• [Work to complete]
Using the records provided below, locate and copy each line that contains the word "currently".

• [Data listing]
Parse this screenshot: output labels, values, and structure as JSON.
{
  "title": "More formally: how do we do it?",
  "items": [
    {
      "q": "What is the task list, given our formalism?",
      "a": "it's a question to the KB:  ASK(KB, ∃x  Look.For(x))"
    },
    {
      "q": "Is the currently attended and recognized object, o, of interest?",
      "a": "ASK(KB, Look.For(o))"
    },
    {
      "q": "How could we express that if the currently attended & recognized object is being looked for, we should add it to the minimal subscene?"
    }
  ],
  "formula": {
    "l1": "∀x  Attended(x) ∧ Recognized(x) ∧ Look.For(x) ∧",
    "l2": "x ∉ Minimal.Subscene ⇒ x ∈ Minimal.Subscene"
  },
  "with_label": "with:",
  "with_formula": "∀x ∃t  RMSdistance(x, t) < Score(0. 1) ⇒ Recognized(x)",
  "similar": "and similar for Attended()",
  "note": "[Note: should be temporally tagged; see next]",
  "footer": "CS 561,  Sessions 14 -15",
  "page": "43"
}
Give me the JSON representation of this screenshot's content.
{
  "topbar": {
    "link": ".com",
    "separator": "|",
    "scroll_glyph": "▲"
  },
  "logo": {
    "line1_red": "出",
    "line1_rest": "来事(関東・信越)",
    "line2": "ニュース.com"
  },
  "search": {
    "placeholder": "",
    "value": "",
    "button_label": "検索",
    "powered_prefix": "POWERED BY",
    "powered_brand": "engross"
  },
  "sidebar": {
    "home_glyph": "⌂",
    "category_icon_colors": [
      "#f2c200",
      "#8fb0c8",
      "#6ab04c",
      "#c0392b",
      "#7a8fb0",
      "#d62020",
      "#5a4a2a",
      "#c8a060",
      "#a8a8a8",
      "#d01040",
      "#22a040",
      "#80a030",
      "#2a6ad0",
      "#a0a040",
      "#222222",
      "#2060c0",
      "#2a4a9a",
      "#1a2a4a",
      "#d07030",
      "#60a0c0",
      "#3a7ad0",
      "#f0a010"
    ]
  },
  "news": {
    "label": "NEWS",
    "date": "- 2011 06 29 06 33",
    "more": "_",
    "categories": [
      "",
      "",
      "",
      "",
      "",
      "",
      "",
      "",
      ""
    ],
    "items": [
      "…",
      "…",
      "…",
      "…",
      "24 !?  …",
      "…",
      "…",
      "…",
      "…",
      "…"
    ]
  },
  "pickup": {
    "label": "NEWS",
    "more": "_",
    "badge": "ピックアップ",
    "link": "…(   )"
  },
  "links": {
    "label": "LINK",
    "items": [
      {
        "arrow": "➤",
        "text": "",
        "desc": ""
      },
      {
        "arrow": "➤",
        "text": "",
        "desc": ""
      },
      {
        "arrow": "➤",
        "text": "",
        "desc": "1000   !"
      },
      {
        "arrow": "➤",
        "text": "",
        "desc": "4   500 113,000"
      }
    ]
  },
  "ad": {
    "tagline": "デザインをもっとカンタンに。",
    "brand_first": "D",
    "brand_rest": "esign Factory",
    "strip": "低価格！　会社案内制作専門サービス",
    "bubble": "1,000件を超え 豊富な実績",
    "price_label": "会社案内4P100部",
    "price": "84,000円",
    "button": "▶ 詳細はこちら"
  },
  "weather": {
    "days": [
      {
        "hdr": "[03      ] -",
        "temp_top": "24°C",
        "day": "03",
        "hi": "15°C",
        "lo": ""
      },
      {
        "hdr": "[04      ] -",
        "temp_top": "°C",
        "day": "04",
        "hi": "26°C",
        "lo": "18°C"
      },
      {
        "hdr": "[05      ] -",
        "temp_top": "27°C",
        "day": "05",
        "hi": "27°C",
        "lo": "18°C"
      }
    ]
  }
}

• [Result of the task]
      "q": "Is the currently attended and recognized object, o, of interest?",
      "q": "How could we express that if the currently attended & recognized object is being looked for, we should add it to the minimal subscene?"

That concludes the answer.